Hugs Cafe would love to have your gently used china and silverware. They also accept business staples such as copy paper and toiletries. Monetary donations can also be made on their Website via PayPal.

Website: hugscafe.org
Facebook: HugsCafe
Instagram: @hugscafe
Twitter: @HugsCafe

What responsibilities do your employees have at Hugs Cafe?

Well, they do everything in the restaurant! They are the greeters, bussers, dishwashers, servers. They make the food, the cookies, the chicken salad. They do everything there is to do in the restaurant. We recently promoted a young lady with Down syndrome to kitchen lead. She showed that she could train other employees, and we watched her capably run the kitchen by herself. Seeing that, the logical choice was to promote her to a management position.

Where did you find your employees?

We did not search very long or hard. We had over 130 adults with special needs coming to the cooking classes. We had a community with them, and they had all heard about my dream and knew we were going to be opening the restaurant. They came to me and said, “I want to be part of that.” One thing that instigated my dream was seeing their reactions whenever someone got a job. They would celebrate and clap and get so excited. People with special needs want a job and a purpose and a meaning just like the rest of us. Unfortunately, it’s more difficult for them to obtain that. So, I didn’t have to work very hard at all to find the teammates for the restaurant.

What changes have you seen in the lives of your works since you’ve been able to provide them with gainful and meaningful employment?

Their confidence has just taken off, as has their work ethic—they are learning to live independently. Not only are we giving these individuals a job, but we are giving them a community. When people with special needs age out of school, you often find adults sitting at home; they lose their community. But when they walk through the door to the restaurant, they have that back. They are invited to birthday parties; they go to movies together. Every single person is just so happy. To see them all beaming is wonderful.

Have you seen a change in how the local community views people with disabilities since you opened the restaurant?

In the beginning, we would see people come in not certain of what they were walking into. I think people felt that because of who we employed, they would just get a bologna sandwich. Now, people are seeing that we have gourmet sandwiches, delicious food and a capable staff. They see that the people we employ are just individuals like you and me—very happy individuals!

What misconceptions are you trying to eliminate about individuals with special needs? 

It’s sad that there are so many people in the world with a preconceived notion that being around a person with a disability is depressing. In fact, it is quite the opposite. Part of our mission is to educate the community on the life of someone with special needs and what that means. I always say, “You can walk into Hugs in a bad mood, but it’s almost impossible to walk out with one.”

How can the local community help support Hugs Cafe and adults with disabilities?

Come in and see us! Get to know the people who work in the restaurant. Learn about their lives. We also accept monetary and physical donations.
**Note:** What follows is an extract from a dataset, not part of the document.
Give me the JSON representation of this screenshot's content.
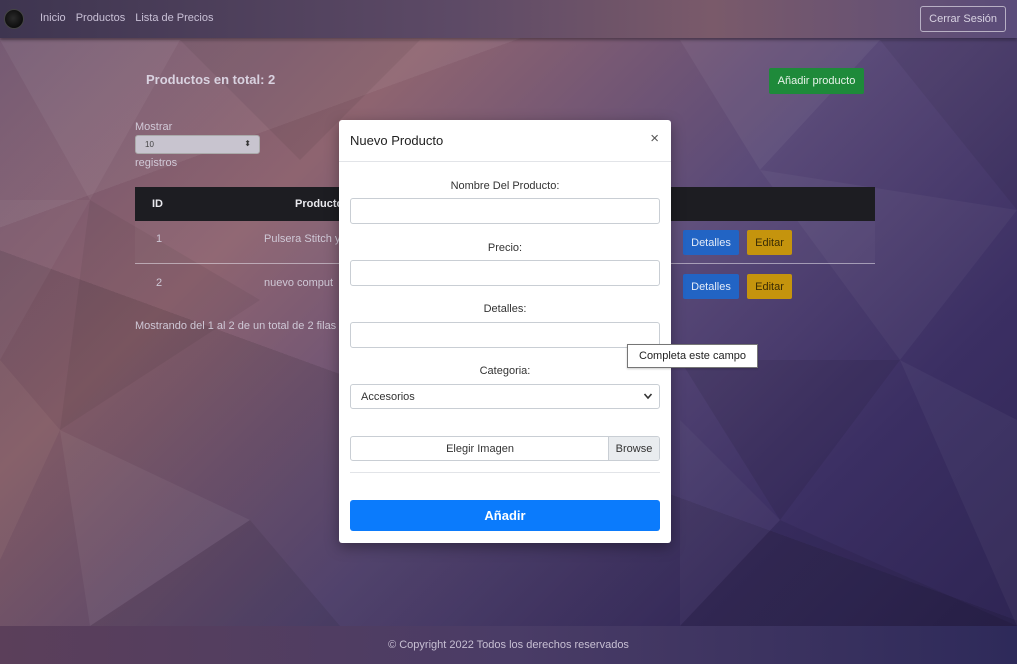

We are currently raising funds for Hugs Greenhouse, which is one of the social enterprises we have started. We also need monetary donations to go toward a new convection oven and a fudge machine and to help offer scholarships to Hugs Prep, our course of evening classes that teaches adults with special needs how to get a job in the food service industry.